Exercise materials >>

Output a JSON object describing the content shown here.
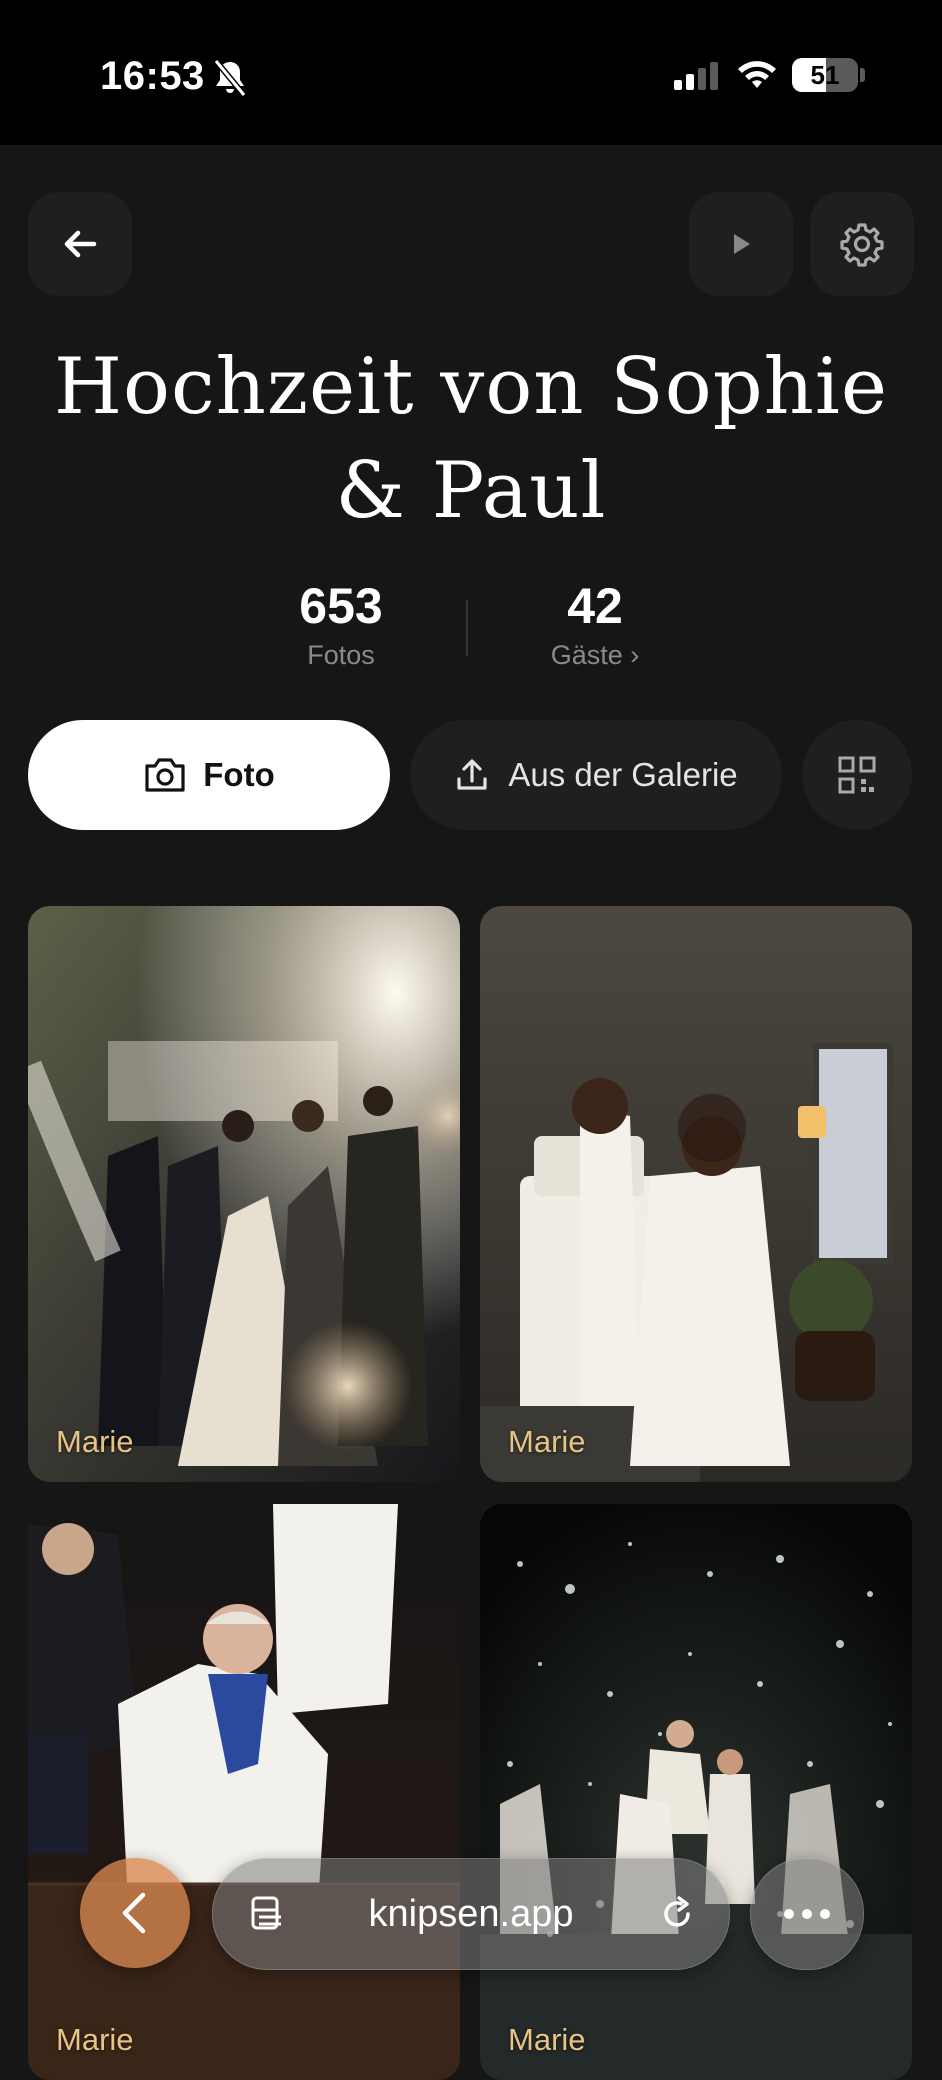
{
  "status_bar": {
    "time": "16:53",
    "battery_percent": 51,
    "battery_label": "51",
    "icons": [
      "bell-slash-icon",
      "cellular-signal-icon",
      "wifi-icon",
      "battery-icon"
    ]
  },
  "header": {
    "back_icon": "arrow-left-icon",
    "slideshow_icon": "play-icon",
    "settings_icon": "gear-icon"
  },
  "event": {
    "title": "Hochzeit von Sophie & Paul"
  },
  "stats": {
    "photos_count": "653",
    "photos_label": "Fotos",
    "guests_count": "42",
    "guests_label": "Gäste ›"
  },
  "actions": {
    "photo_button_label": "Foto",
    "gallery_button_label": "Aus der Galerie",
    "photo_button_icon": "camera-icon",
    "gallery_button_icon": "upload-icon",
    "qr_button_icon": "qr-code-icon"
  },
  "photos": [
    {
      "author": "Marie",
      "description": "wedding-party-champagne-spray"
    },
    {
      "author": "Marie",
      "description": "couple-cake-cutting"
    },
    {
      "author": "Marie",
      "description": "guests-dancing"
    },
    {
      "author": "Marie",
      "description": "confetti-night-dance"
    }
  ],
  "browser": {
    "url": "knipsen.app",
    "back_icon": "chevron-left-icon",
    "reader_icon": "reader-icon",
    "reload_icon": "reload-icon",
    "more_icon": "ellipsis-icon"
  },
  "colors": {
    "background": "#161616",
    "status_bar": "#000000",
    "author_label": "#e8c484",
    "browser_back_accent": "#d78750"
  }
}
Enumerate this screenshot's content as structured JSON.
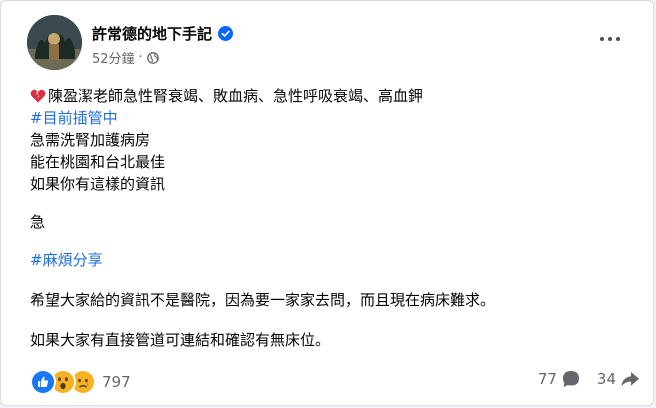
{
  "post": {
    "author": "許常德的地下手記",
    "time": "52分鐘",
    "separator": "·",
    "lines": {
      "l1": "陳盈潔老師急性腎衰竭、敗血病、急性呼吸衰竭、高血鉀",
      "l2": "#目前插管中",
      "l3": "急需洗腎加護病房",
      "l4": "能在桃園和台北最佳",
      "l5": "如果你有這樣的資訊",
      "l6": "急",
      "l7": "#麻煩分享",
      "l8": "希望大家給的資訊不是醫院，因為要一家家去問，而且現在病床難求。",
      "l9": "如果大家有直接管道可連結和確認有無床位。"
    }
  },
  "footer": {
    "reaction_count": "797",
    "comment_count": "77",
    "share_count": "34"
  },
  "colors": {
    "hashtag": "#216fdb",
    "verified": "#0866ff",
    "meta_text": "#65676b"
  },
  "icons": {
    "verified": "verified-badge-icon",
    "globe": "globe-icon",
    "broken_heart": "broken-heart-emoji",
    "reactions": [
      "like-reaction-icon",
      "wow-reaction-icon",
      "sad-reaction-icon"
    ],
    "comment": "comment-bubble-icon",
    "share": "share-arrow-icon"
  }
}
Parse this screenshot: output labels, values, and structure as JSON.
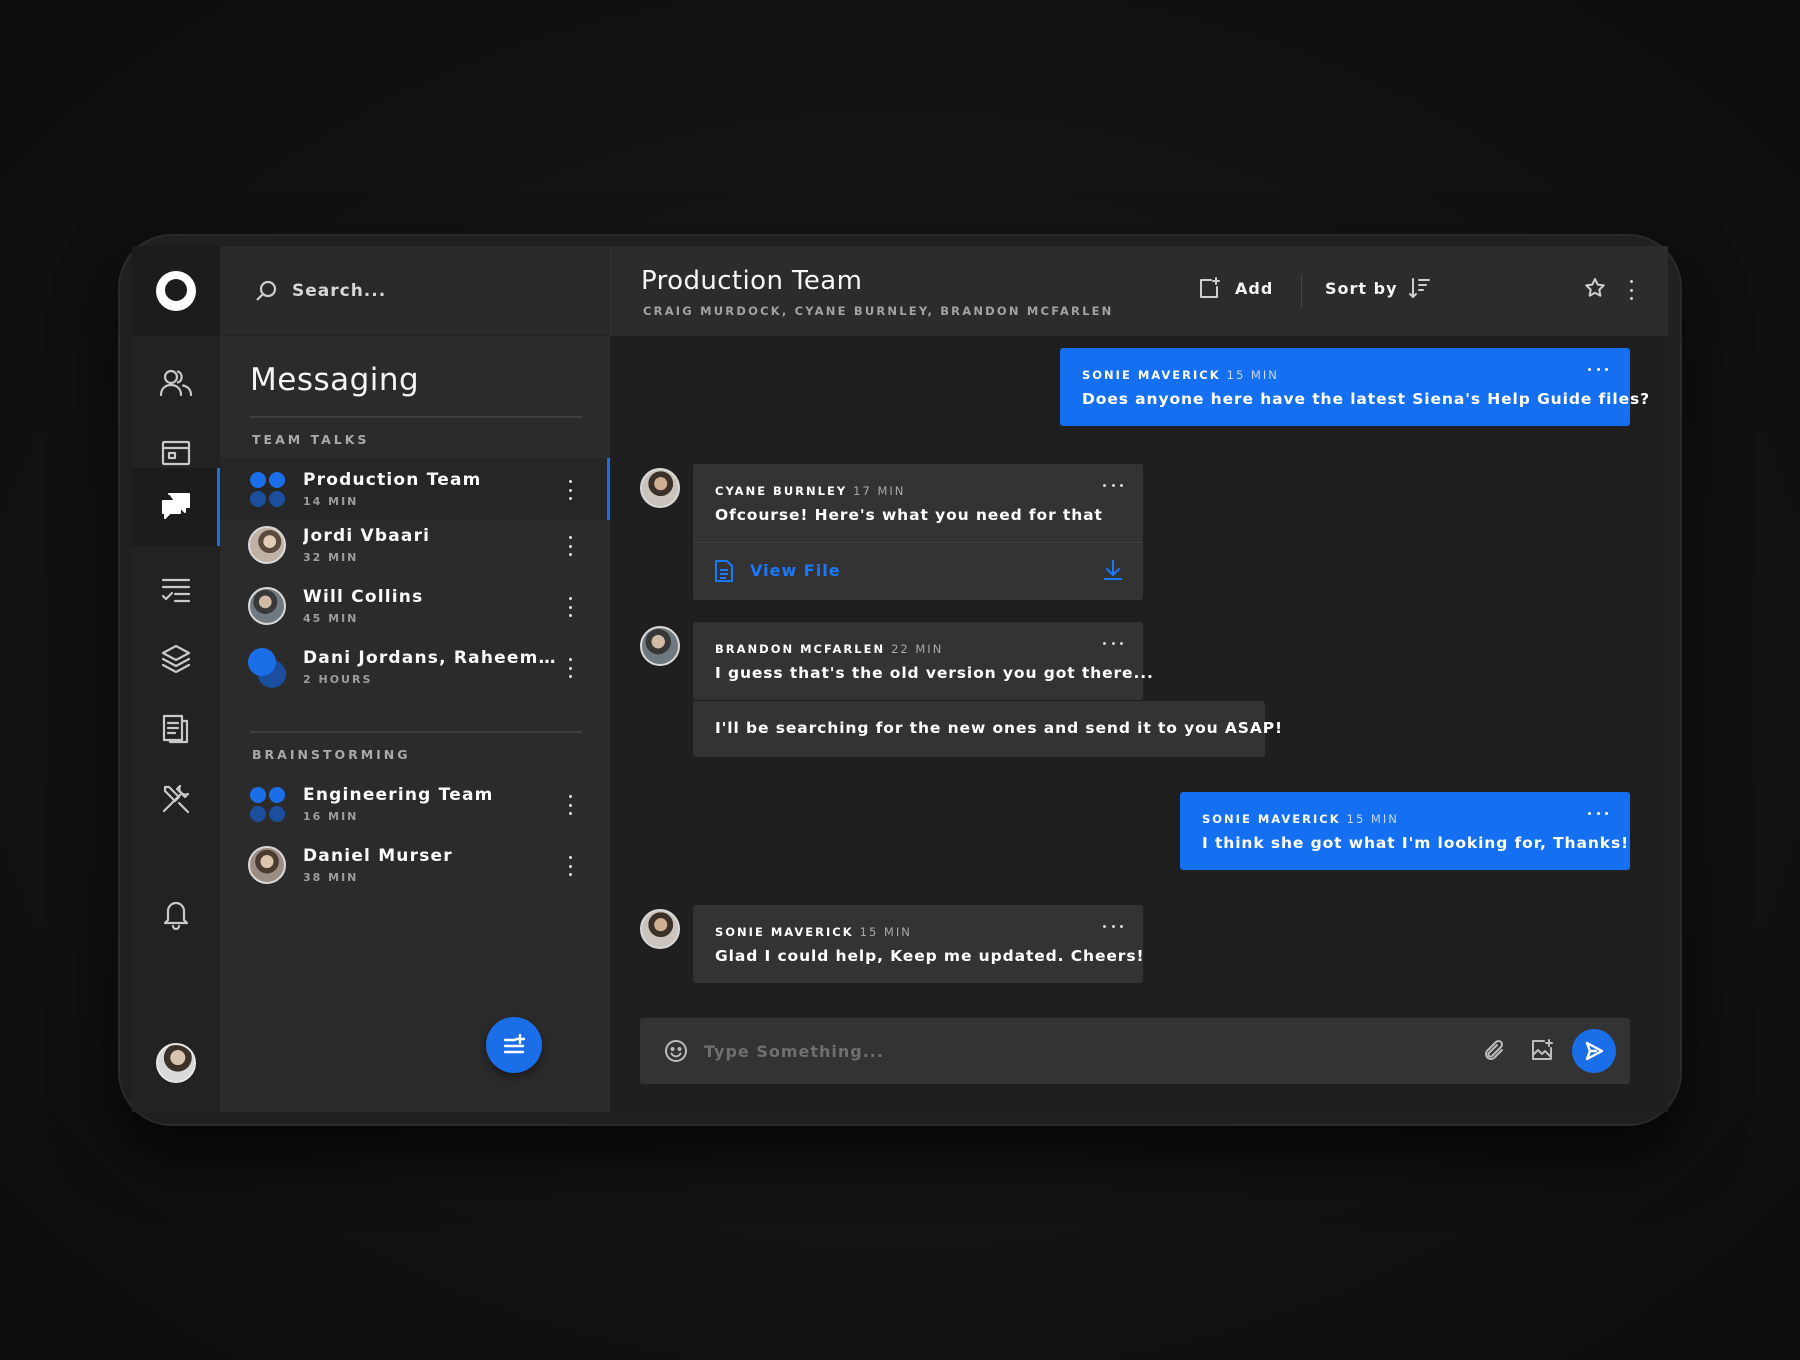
{
  "search": {
    "placeholder": "Search..."
  },
  "sidebar": {
    "title": "Messaging",
    "sections": [
      {
        "label": "TEAM TALKS",
        "items": [
          {
            "name": "Production Team",
            "time": "14 MIN",
            "active": true
          },
          {
            "name": "Jordi Vbaari",
            "time": "32 MIN"
          },
          {
            "name": "Will Collins",
            "time": "45 MIN"
          },
          {
            "name": "Dani Jordans, Raheem St...",
            "time": "2 HOURS"
          }
        ]
      },
      {
        "label": "BRAINSTORMING",
        "items": [
          {
            "name": "Engineering Team",
            "time": "16 MIN"
          },
          {
            "name": "Daniel Murser",
            "time": "38 MIN"
          }
        ]
      }
    ]
  },
  "rail": {
    "icons": [
      "people-icon",
      "browser-icon",
      "chat-icon",
      "tasks-icon",
      "layers-icon",
      "documents-icon",
      "tools-icon",
      "bell-icon"
    ],
    "active": "chat-icon"
  },
  "chat": {
    "title": "Production Team",
    "members": "CRAIG MURDOCK, CYANE BURNLEY, BRANDON MCFARLEN",
    "add_label": "Add",
    "sort_label": "Sort by",
    "messages": [
      {
        "author": "SONIE MAVERICK",
        "time": "15 MIN",
        "text": "Does anyone here have the latest Siena's Help Guide files?",
        "mine": true
      },
      {
        "author": "CYANE BURNLEY",
        "time": "17 MIN",
        "text": "Ofcourse! Here's what you need for that",
        "attachment": "View File",
        "mine": false
      },
      {
        "author": "BRANDON MCFARLEN",
        "time": "22 MIN",
        "text": "I guess that's the old version you got there...",
        "followup": "I'll be searching for the new ones and send it to you ASAP!",
        "mine": false
      },
      {
        "author": "SONIE MAVERICK",
        "time": "15 MIN",
        "text": "I think she got what I'm looking for, Thanks!",
        "mine": true
      },
      {
        "author": "SONIE MAVERICK",
        "time": "15 MIN",
        "text": "Glad I could help, Keep me updated. Cheers!",
        "mine": false
      }
    ],
    "composer_placeholder": "Type Something..."
  },
  "colors": {
    "accent": "#1a6fe8",
    "bubble_mine": "#1470f0",
    "bubble_theirs": "#333333",
    "background": "#1f1f1f"
  }
}
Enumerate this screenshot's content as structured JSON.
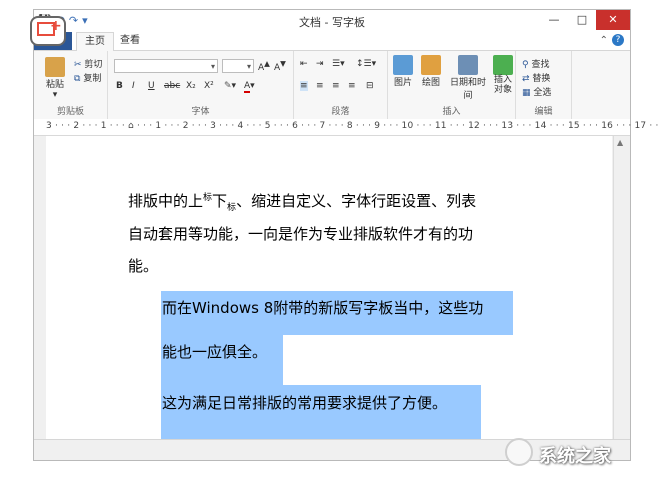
{
  "window": {
    "title": "文档 - 写字板",
    "controls": [
      "—",
      "□",
      "✕"
    ]
  },
  "ribbon": {
    "tabs": [
      {
        "label": "主页"
      },
      {
        "label": "查看"
      }
    ],
    "file_tab_label": "",
    "clipboard": {
      "paste": "粘贴",
      "cut": "剪切",
      "copy": "复制",
      "group": "剪贴板"
    },
    "font": {
      "group": "字体",
      "buttons": [
        "B",
        "I",
        "U",
        "abc",
        "X₂",
        "X²"
      ]
    },
    "paragraph": {
      "group": "段落"
    },
    "insert": {
      "group": "插入",
      "picture": "图片",
      "drawing": "绘图",
      "datetime": "日期和时间",
      "object": "插入对象"
    },
    "editing": {
      "group": "编辑",
      "find": "查找",
      "replace": "替换",
      "select_all": "全选"
    }
  },
  "ruler": {
    "text": "3 · · · 2 · · · 1 · · · ⌂ · · · 1 · · · 2 · · · 3 · · · 4 · · · 5 · · · 6 · · · 7 · · · 8 · · · 9 · · · 10 · · · 11 · · · 12 · · · 13 · · · 14 · · · 15 · · · 16 · · · 17 · · · 18"
  },
  "document": {
    "lines": [
      {
        "pre": "排版中的上",
        "sup": "标",
        "mid": "下",
        "sub": "标",
        "post": "、缩进自定义、字体行距设置、列表"
      },
      {
        "text": "自动套用等功能，一向是作为专业排版软件才有的功"
      },
      {
        "text": "能。"
      },
      {
        "text": "而在Windows 8附带的新版写字板当中，这些功"
      },
      {
        "text": "能也一应俱全。"
      },
      {
        "text": "这为满足日常排版的常用要求提供了方便。"
      }
    ]
  },
  "watermark": {
    "text": "系统之家"
  },
  "colors": {
    "accent": "#2b5797",
    "selection": "#99c9ff",
    "close_button": "#c9302c"
  }
}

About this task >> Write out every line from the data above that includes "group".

Solution to this task >>
      "group": "剪贴板"
      "group": "字体",
      "group": "段落"
      "group": "插入",
      "group": "编辑",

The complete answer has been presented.